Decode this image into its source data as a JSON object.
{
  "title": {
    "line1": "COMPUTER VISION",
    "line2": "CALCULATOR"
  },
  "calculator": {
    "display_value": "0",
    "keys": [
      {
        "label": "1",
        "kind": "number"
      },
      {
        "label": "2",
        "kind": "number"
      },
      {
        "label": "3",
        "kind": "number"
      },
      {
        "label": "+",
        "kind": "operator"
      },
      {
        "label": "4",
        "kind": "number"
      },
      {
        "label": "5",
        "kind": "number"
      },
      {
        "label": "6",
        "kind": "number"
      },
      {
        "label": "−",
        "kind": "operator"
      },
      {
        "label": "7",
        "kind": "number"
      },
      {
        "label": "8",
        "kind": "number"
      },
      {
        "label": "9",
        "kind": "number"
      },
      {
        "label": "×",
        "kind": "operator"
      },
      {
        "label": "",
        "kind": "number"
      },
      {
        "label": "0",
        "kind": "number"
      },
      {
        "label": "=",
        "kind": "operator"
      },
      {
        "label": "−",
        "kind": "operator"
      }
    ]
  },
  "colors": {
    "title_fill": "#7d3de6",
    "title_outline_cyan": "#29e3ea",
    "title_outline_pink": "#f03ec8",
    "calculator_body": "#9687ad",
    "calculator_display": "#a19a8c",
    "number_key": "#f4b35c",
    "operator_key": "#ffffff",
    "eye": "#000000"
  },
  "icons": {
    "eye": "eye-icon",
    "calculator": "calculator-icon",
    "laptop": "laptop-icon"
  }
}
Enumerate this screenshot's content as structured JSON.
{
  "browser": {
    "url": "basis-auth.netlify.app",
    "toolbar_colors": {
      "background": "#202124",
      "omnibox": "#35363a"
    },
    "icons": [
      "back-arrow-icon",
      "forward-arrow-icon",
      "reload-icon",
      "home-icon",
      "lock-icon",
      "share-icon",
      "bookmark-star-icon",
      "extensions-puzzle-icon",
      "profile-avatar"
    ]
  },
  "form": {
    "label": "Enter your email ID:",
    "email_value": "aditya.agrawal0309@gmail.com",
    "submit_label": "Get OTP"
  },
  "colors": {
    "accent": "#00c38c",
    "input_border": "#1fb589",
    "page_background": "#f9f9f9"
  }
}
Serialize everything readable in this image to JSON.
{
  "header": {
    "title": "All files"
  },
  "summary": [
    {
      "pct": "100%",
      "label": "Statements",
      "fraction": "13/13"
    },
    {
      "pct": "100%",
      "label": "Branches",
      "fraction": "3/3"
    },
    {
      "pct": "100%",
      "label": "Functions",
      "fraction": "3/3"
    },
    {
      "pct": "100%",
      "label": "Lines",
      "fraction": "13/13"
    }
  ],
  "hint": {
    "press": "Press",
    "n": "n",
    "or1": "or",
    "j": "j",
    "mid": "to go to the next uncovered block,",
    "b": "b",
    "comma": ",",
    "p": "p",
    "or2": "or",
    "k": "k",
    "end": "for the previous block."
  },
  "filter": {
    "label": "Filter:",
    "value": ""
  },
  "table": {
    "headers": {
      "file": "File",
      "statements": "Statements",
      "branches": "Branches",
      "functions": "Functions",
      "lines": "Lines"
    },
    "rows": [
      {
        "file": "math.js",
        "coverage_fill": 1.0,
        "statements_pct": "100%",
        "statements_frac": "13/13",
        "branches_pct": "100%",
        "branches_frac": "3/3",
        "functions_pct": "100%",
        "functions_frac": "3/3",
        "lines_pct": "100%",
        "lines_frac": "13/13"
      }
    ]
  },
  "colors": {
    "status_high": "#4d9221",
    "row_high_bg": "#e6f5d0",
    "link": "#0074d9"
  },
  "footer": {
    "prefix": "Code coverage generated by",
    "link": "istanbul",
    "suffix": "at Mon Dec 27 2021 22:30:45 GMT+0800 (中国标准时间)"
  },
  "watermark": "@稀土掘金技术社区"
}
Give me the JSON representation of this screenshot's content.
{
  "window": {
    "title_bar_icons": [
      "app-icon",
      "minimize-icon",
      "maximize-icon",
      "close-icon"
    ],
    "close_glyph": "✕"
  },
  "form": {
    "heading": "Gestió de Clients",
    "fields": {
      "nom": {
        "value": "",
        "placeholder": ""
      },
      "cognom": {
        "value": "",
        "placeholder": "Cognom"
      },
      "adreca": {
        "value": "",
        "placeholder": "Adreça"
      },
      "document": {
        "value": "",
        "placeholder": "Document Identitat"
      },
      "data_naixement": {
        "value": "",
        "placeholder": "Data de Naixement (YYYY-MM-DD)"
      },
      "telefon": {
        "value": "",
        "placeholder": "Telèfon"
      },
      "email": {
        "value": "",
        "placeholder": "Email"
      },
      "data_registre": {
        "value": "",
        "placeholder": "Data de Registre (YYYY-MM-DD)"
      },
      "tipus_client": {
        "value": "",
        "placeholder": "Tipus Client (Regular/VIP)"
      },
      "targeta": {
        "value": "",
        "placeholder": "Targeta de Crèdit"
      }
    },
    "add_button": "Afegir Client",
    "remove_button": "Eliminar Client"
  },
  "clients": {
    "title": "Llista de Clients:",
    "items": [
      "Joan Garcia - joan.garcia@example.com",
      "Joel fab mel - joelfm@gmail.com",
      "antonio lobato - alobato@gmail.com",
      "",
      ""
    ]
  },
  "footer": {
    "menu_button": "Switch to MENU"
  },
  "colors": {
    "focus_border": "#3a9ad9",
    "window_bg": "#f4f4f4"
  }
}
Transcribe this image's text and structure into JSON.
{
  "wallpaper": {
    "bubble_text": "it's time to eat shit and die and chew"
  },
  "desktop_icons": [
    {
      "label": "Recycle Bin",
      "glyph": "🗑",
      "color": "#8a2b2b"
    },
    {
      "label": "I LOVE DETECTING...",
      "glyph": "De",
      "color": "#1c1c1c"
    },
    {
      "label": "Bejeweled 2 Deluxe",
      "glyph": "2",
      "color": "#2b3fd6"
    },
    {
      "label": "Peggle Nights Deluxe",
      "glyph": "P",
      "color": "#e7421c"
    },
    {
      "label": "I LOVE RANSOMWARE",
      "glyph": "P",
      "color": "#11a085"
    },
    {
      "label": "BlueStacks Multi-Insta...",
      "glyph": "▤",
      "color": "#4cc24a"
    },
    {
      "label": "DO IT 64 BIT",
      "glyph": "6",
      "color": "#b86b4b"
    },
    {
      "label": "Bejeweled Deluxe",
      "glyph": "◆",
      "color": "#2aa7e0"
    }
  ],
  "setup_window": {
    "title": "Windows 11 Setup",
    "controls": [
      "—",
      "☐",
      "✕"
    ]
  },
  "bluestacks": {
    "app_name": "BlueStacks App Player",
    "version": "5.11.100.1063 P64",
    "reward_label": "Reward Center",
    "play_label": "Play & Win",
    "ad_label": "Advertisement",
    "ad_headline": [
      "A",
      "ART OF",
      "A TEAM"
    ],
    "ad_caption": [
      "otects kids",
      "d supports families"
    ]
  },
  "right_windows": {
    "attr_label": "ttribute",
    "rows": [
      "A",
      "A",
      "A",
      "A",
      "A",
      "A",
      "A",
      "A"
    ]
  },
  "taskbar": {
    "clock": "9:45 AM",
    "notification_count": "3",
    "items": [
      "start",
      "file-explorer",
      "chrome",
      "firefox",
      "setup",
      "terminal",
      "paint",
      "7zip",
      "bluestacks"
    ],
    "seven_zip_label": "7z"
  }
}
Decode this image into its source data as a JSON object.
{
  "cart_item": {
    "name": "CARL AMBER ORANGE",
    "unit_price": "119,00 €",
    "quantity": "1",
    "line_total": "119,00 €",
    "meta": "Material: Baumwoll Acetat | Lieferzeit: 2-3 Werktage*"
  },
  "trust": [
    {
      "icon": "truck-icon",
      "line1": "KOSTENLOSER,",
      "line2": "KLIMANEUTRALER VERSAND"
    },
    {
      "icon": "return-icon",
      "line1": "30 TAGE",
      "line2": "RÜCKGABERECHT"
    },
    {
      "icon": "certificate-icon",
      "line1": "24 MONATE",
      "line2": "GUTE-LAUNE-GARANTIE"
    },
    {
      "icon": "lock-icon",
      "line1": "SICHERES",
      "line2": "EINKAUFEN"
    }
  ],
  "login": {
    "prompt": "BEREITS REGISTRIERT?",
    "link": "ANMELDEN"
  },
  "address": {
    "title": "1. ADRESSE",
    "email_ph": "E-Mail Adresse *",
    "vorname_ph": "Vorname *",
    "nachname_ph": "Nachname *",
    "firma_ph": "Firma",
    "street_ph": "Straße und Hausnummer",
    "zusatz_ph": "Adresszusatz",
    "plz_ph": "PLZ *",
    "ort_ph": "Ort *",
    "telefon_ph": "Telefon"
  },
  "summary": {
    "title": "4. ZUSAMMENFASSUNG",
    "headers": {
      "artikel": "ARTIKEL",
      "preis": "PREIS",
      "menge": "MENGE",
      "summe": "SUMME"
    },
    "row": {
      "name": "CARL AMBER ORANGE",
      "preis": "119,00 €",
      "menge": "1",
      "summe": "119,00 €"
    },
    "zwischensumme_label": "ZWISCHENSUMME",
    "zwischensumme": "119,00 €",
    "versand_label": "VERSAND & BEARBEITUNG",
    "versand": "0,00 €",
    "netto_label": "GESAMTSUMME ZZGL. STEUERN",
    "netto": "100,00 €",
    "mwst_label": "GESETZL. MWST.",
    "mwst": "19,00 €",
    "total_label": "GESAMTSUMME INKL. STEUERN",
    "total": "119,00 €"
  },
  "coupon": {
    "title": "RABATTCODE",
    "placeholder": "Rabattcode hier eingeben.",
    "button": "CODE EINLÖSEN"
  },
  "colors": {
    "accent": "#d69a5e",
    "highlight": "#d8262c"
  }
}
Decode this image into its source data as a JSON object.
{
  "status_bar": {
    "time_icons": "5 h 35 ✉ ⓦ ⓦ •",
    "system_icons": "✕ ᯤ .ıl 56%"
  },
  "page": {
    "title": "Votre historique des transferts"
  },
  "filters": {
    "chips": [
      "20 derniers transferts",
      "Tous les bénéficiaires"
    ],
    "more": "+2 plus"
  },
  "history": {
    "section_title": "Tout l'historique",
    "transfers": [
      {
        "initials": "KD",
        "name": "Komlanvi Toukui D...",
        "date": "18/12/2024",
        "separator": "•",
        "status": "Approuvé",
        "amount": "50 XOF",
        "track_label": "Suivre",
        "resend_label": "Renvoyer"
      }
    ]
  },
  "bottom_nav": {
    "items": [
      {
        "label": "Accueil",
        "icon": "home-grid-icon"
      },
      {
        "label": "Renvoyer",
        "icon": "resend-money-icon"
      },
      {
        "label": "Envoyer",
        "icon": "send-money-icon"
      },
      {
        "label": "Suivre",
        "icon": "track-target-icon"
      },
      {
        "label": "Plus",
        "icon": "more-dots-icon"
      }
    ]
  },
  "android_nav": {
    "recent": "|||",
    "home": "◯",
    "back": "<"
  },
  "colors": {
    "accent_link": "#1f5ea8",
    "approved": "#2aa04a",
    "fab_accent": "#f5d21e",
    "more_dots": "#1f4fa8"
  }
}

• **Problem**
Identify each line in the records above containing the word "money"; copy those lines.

• **Answer to this exercise**
        "icon": "resend-money-icon"
        "icon": "send-money-icon"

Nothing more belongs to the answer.